I heard (another poster on this forum) say the "native iso" of a 7d is 160. does anyone have any (ie, concrete) proof of this? (can't google, at work).
remember a test on the 30D that showed that 160/320/640 etc were cleaner than the interspersed numbers. I though Canon had gone back to 100/200 etc, but I'm going on what I've read, not what I'm able to prove myself.
Only Canon knows what is 'native'. But I believe that the 'full stop' ISOs of 100, 200, 400, etc., are native. The forum posts claiming that ISO 160 is native, and that 160/320/640 are cleaner, are not incompatible with that. ISO 160/320/640 etc. are 'pulled' (although only by 1/3 stop, where ISO 50 is pulled a full stop). When you intentionally overexpose then reduce the exposure in post (even if that 'post' is in-camera before the RAW file is written), you reduce noise, so the '-1/3' tweeners have less noise than full stop ISOs, but also less highlight headroom.

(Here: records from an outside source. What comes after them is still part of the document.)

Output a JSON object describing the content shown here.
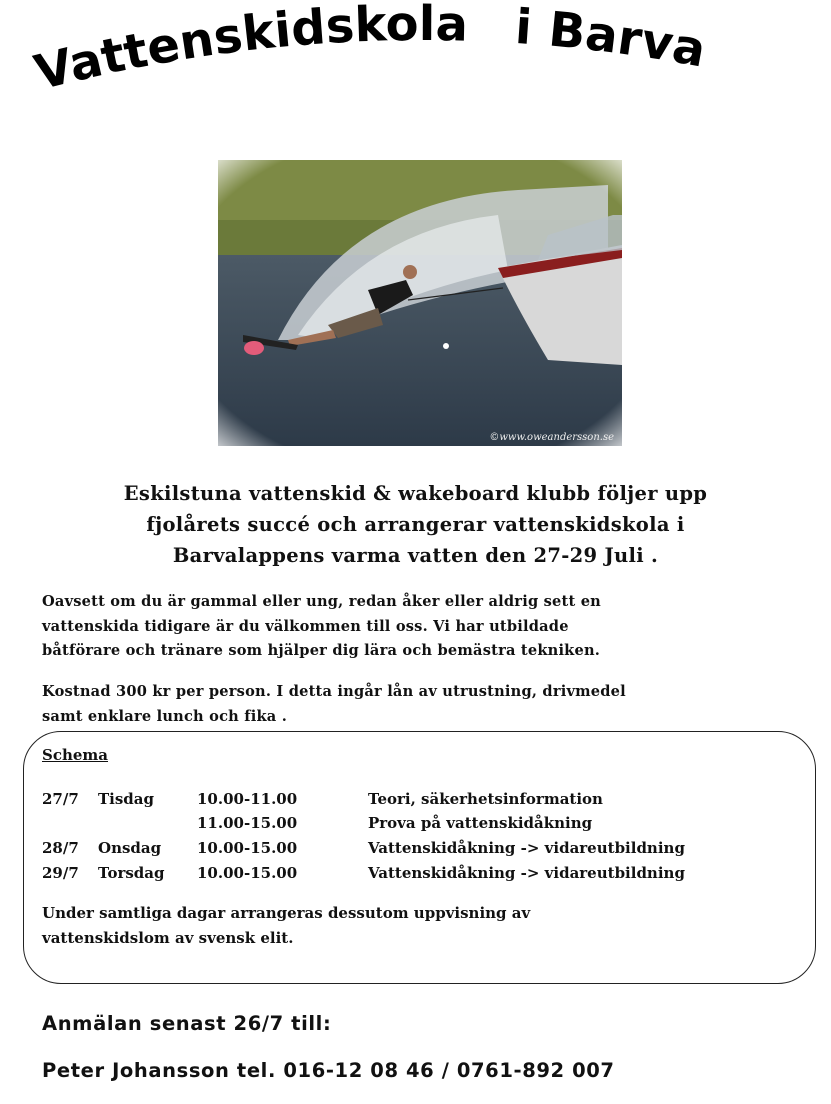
{
  "title": {
    "part1": "Vattenskidskola",
    "part2": "i Barva"
  },
  "photo": {
    "watermark": "©www.oweandersson.se"
  },
  "intro": {
    "line1": "Eskilstuna vattenskid & wakeboard klubb följer upp",
    "line2": "fjolårets succé och arrangerar vattenskidskola i",
    "line3": "Barvalappens varma vatten den 27-29 Juli ."
  },
  "paragraph1": {
    "line1": "Oavsett om du är gammal eller ung, redan åker eller aldrig sett en",
    "line2": "vattenskida tidigare är du välkommen till oss.  Vi har utbildade",
    "line3": "båtförare och tränare som hjälper dig lära och bemästra tekniken."
  },
  "paragraph2": {
    "line1": "Kostnad 300 kr per person. I detta ingår lån av utrustning,  drivmedel",
    "line2": "samt enklare lunch och fika ."
  },
  "schedule": {
    "heading": "Schema",
    "rows": [
      {
        "date": "27/7",
        "day": "Tisdag",
        "time": "10.00-11.00",
        "activity": "Teori, säkerhetsinformation"
      },
      {
        "date": "",
        "day": "",
        "time": "11.00-15.00",
        "activity": "Prova på vattenskidåkning"
      },
      {
        "date": "28/7",
        "day": "Onsdag",
        "time": "10.00-15.00",
        "activity": "Vattenskidåkning -> vidareutbildning"
      },
      {
        "date": "29/7",
        "day": "Torsdag",
        "time": "10.00-15.00",
        "activity": "Vattenskidåkning -> vidareutbildning"
      }
    ],
    "note_line1": "Under samtliga dagar arrangeras dessutom uppvisning av",
    "note_line2": "vattenskidslom av svensk elit."
  },
  "registration": {
    "deadline": "Anmälan senast 26/7 till:",
    "contact": "Peter Johansson tel. 016-12 08 46 / 0761-892 007"
  }
}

You can see the effects of ISO on read noise in the data in the lower plot on this linked page for the 40D
(which is probably the same source for the 30D test that motorhead refers to, and is linked from that page). ISO 160/320/640/etc., have a higher S:N ratio than the full stops (but there are no corresponding data for dynamic range, which if there were, would show that it's reduced). If you roll your mouse down the list of ISO values in the top graph, you can see the 'combing' in the histogram at the 'fake' 1/3-stop ISOs, whereas the full stop curves are smooth.
Interestingly, the page linked above suggests that the 'tweener' ISOs are not 'fake' (i.e. pushed or pulled) on the 5D
- those cameras apparently use an additional analog amplifier. As a result, all the ISO curves are smooth, and in that case, the S:N is highest at the full stop ISOs (which includes ISO 50). I have no idea if an additional analog amplifier is also used in the 5DII (or the 7D, for that matter). If so, it's consistent with Sanjayfg's statement that ISO 50 is better than ISO 100 (lowest noise without sacrificing the highlight headroom).
Note that all of the data in the above links are read noise only (e.g. shots with the lens cap on and at the fastest shutter speed). Shot noise (and other, less significant sources like thermal noise) are ignored.